This story is part of a wider editorial series. Coming Out and Falling In Love is about the queering of our relationships with others, and the self. This month, we look at Asian attitudes to sex and porn, dating in the digital era, experiences of LGBTQ communities, unconventional relationships and most importantly, self-love. Read similar stories here.
I remember the day I arrived in Jakarta in May 2017 after a week-long vacation in Hong Kong. That was the first day I noticed a pain throughout my body that disappeared suddenly at night. I thought I was just tired. But a week later, the pain hadn’t subsided.
The doctors suggested I have my blood tested for dengue fever. It came out negative, which left the doctors puzzled. They let me go home to deal with the pain for another two weeks, until I decided to have a biopsy done on my lymph glands after a small protuberance formed on my neck. It didn’t hurt, but the test said I had tuberculosis on my lymph glands, which would have to be surgically removed.

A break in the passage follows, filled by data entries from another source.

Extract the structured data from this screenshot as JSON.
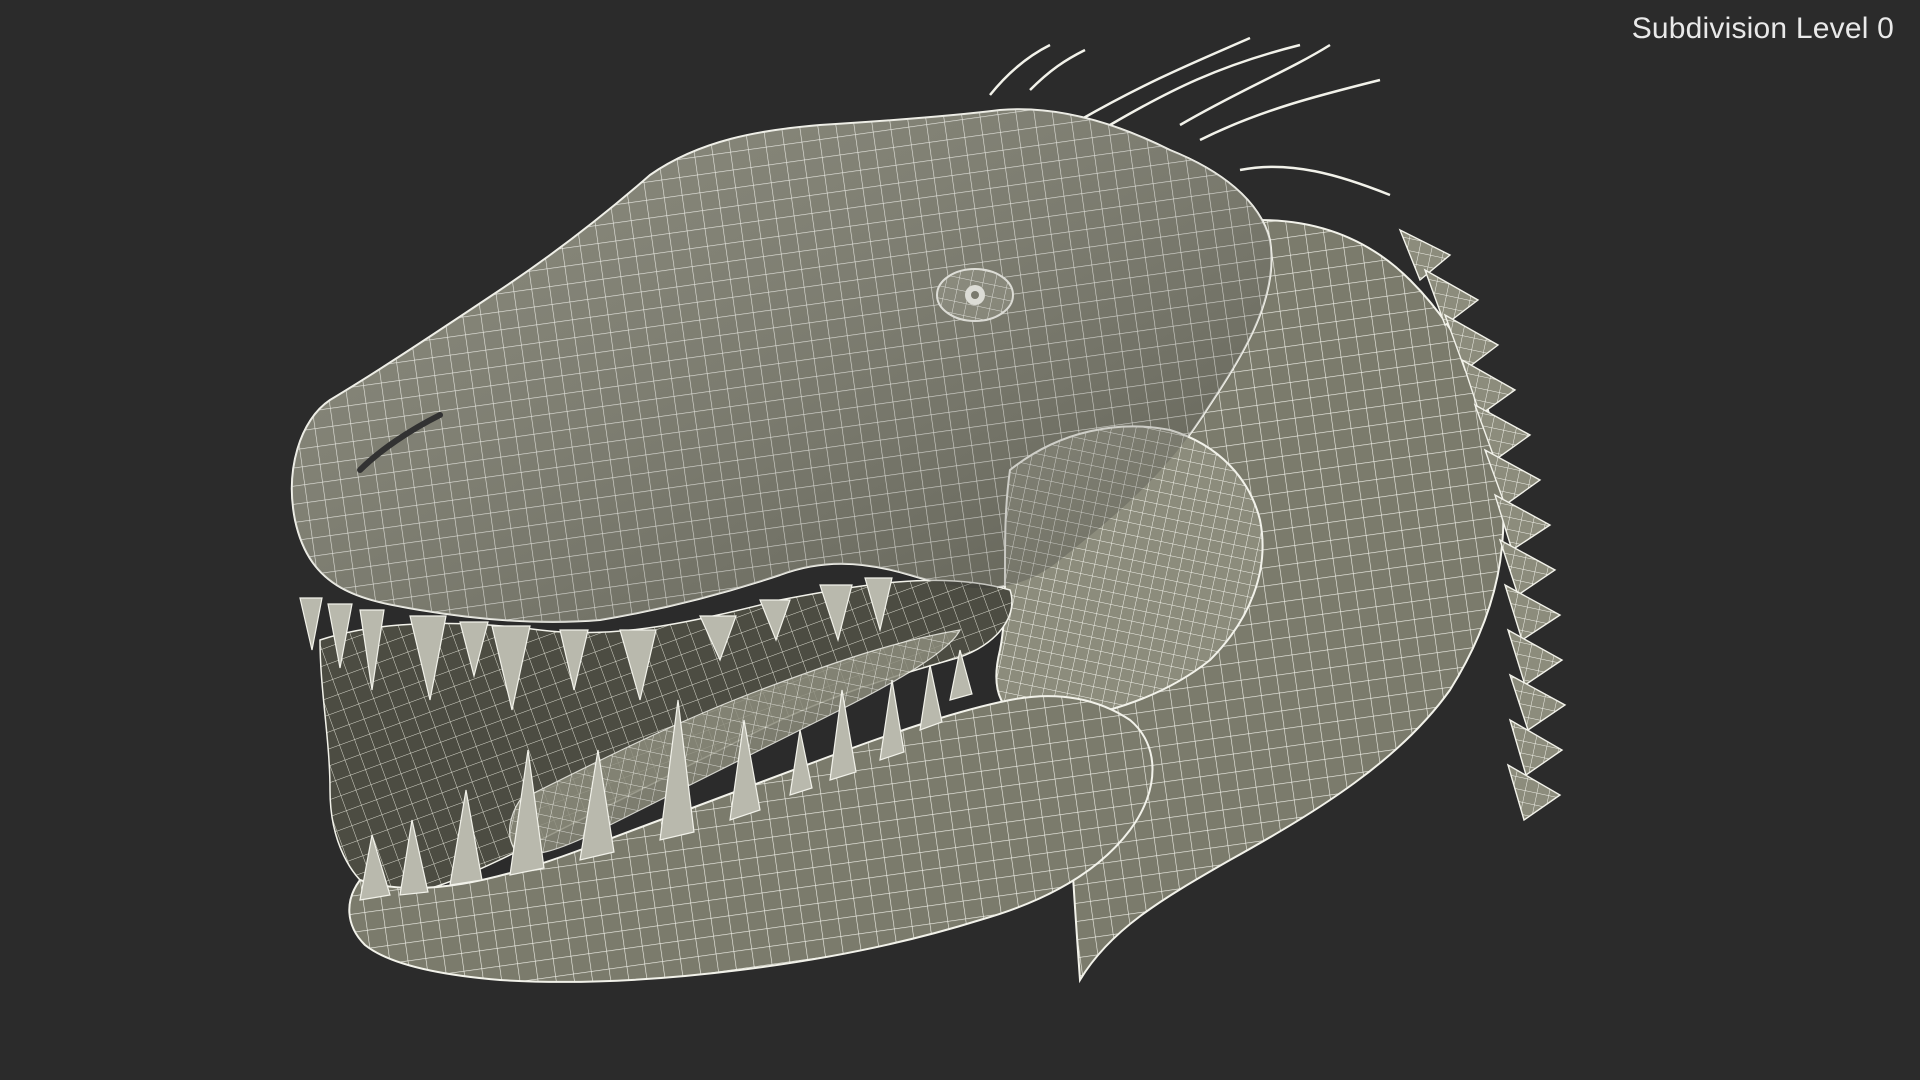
{
  "overlay": {
    "label": "Subdivision Level 0"
  },
  "render": {
    "background_color": "#2b2b2b",
    "model_fill": "#7b7b6c",
    "model_fill_light": "#8c8c7c",
    "model_shadow": "#4c4c42",
    "mouth_interior": "#3c3c34",
    "wire_color": "#f2f2ea",
    "teeth_fill": "#b9b9ad"
  }
}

I panicked and called my older sister. I had become close with her after my father and older brother passed away, leaving me as the only man in the family.
“Are you sure you don’t want to get tested for HIV?” my sister asked me over the phone. “Some of my friends had tuberculosis in their lymph glands before they found out they were HIV-positive.”
As I was speaking with her, my thoughts were racing and I began to lose my train of thought. I remembered that my sister was one of the few people who knew I was gay. I managed to successfully hide my sexual orientation during my school days; I even had a girlfriend. I didn’t come out to my sister until a few days before her wedding in 2015. She was 38, I was 35.
“I’m getting married,” she told me. “Now you can get married. You don’t have to wait on me anymore.” In Javanese culture, it’s customary for the younger siblings to marry only after the eldest sibling marries.
“I don’t think I’m ever getting married,” I told her. “I’m gay.” Same-sex marriage is still illegal in Indonesia.
She told me she already knew. “I just wanted to hear you say it. It’s okay,” she said.
I diverted my attention back to the conversation with my sister, who urged me again to get tested for HIV. I told her I would.
As a sexually-active gay man, I was well aware of the risk of contracting HIV/AIDS. I belonged to a group that provided free HIV tests every month, but I was still hesitant to get tested myself.
I figured everyone’s going to die of something eventually, so let it be a mystery. I thought that getting HIV was a death sentence. That HIV-positive people are just waiting for the end. I didn’t want to live like that.
The tuberculosis medication made me nauseous and robbed me of my appetite. I lost 20 kilograms in the weeks following the operation to remove the lump from my neck.
And I still wasn’t getting any better. I finally caved and followed family and friends’ suggestions to get tested for HIV.
When the test came back positive, it felt like the world was swallowing me. But I wasn’t worried for myself, I was far more concerned about my partner. What if he got the virus from me?
I had been with him for nine years. He traveled a lot for work, but I knew he was always faithful to me. I was the problem, because I was the one who had slept with someone else. I didn’t know how to tell him about my condition. I secluded myself for a week before I mustered up the courage to call him.
He was totally calm and never even asked me how I got the virus. He was determined to bring back my will to live. He always reminded me to take the antiretroviral medication that I would have to take for the rest of my life. “It’s time to be a better person,” he told me.
I was immensely relieved to learn my partner had tested negative for HIV.
But our sex life turned bleak. I had no libido. Maybe it was the meds, maybe it was my psyche. My partner didn’t seem too bothered by it, but I felt guilty for not being able to give him more than a handjob. There was an invisible wall between us that made us too afraid to have sex.
We broke up in mid-2018. His family hired a matchmaker to set him up with a woman. He is bisexual, and I had known all along that he would probably get married someday.
Three months after he married his wife — after recovering from a suicidal slump — I installed a dating app. It wasn’t easy.
Was I supposed to include the fact that I was HIV-positive in my bio? When was a suitable time for my dates to find out?
Pondering these questions made me want to further remove myself from society, but then I saw I had two matches. One of them was 10 years younger than me and is my current partner. The other was a businessman. Both of them responded positively when I told them I had HIV.
I felt my life slowly go back to normal. I gained weight. I was excelling at my job. I had an amazing partner and I learned to be faithful. My sex life reawakened. I refused to let a virus take over the parts of my life I could control.
The virus is currently undetectable in my body and there is a low chance that I will pass it on to someone else, but I still don’t want to take any chances. Now I use condoms no matter what.
Although I’ve made these strides, I still find it difficult to fully open up to everyone about my condition. In Indonesia, stigma against people with HIV is brutal. I couldn’t risk losing my job.
It’s not easy to exist in the world when you find out you’re HIV-positive. But people can be stronger than you think. There’s nothing wrong with taking a moment to distance yourself from the world, as long as you don’t let yourself drown in misery. Someone is out there who will love you just as you are. For me, all it took was a little courage.
*Author is using a pseudonym.